For nearly a century, the Newark Museum has been a pioneer among U.S. museums in the collecting and display of African art. Today, the Museum’s nationally known collection includes nearly 5,000 works representing artistic creativity, past and present, from throughout the continent.
Expanding Africa at the Newark Museum: New Visions, New Galleries features exceptional works of art from the Museum’s extensive and ever-growing collection. Bringing together contemporary and historic works in a range of different media, the exhibition seeks to broaden conventional ideas about African art while encouraging dialogue about its constantly evolving definition. The exhibition also introduces the Newark Museum’s initiative to expand its galleries for the exhibit and teaching of African art, which we aim to complete for the centennial of this important collection in 2015.

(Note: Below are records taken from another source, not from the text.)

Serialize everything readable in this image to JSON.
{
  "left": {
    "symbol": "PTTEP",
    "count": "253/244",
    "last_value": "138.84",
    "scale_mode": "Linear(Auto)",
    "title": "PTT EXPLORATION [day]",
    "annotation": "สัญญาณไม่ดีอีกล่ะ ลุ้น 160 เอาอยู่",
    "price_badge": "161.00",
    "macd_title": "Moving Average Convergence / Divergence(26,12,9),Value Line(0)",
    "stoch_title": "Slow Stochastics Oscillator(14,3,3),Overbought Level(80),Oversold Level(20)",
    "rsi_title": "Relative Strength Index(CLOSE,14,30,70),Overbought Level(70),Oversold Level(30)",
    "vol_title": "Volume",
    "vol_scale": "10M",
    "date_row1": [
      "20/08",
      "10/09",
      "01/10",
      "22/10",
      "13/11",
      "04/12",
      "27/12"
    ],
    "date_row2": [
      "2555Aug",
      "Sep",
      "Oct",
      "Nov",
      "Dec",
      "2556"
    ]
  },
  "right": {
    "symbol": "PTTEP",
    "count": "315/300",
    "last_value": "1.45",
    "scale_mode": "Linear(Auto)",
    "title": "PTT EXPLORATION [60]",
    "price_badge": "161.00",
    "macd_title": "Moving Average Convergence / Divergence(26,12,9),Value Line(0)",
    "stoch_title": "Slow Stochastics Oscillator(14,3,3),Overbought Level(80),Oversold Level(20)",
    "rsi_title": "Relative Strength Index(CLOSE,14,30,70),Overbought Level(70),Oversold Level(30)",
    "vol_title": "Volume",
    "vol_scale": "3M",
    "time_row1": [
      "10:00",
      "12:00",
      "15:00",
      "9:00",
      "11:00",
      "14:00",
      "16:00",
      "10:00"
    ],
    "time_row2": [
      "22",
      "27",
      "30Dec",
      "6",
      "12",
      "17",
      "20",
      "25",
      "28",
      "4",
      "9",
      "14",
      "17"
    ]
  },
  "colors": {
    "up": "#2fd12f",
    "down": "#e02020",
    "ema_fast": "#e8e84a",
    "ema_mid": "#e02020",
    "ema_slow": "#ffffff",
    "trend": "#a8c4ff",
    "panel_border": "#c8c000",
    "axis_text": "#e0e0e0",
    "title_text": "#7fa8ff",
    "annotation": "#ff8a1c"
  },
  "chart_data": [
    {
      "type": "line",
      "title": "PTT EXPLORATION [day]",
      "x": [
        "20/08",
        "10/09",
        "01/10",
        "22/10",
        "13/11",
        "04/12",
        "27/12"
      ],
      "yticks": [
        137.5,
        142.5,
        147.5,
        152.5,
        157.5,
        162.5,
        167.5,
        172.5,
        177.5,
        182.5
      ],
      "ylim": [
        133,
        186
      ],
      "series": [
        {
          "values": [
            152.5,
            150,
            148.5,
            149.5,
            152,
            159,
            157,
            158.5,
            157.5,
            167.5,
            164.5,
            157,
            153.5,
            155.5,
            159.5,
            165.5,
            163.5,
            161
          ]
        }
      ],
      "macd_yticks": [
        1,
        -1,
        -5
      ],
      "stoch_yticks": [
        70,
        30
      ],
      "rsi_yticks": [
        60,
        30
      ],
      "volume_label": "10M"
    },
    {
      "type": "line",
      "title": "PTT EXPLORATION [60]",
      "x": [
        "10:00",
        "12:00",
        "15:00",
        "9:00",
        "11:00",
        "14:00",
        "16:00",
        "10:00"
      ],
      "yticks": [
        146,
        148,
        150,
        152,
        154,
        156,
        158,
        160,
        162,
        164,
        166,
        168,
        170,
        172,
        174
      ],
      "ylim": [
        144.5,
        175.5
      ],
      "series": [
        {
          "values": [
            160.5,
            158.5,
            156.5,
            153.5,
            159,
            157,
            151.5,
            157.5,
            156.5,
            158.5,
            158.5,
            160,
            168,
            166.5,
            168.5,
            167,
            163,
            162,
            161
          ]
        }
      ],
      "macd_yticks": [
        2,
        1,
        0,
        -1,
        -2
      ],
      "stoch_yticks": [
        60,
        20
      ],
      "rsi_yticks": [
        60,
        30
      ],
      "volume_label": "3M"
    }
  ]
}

The Newark Museum’s unique collecting history and expansive vision for representing Africa’s rich artistic diversity is reflected in the selection of works on view. They include an exquisite 19th-century sculpture made for a Chokwe leader, mid-20th-century portraiture by Malian photographer Seydou Keita, a “fantasy coffin” from Ghana in the shape of a cell phone, and a dramatic wall hanging made of discarded metal bottle caps by internationally acclaimed artist El Anatsui. Presented variously as global, modern, fashionable, innovative, contemporary, historical and useful, together the works suggest the multiple ways we can understand Africa’s arts. Visitors to the exhibition are invited to share their own perspectives on Africa and its arts in responses that will be periodically posted on the museum walls.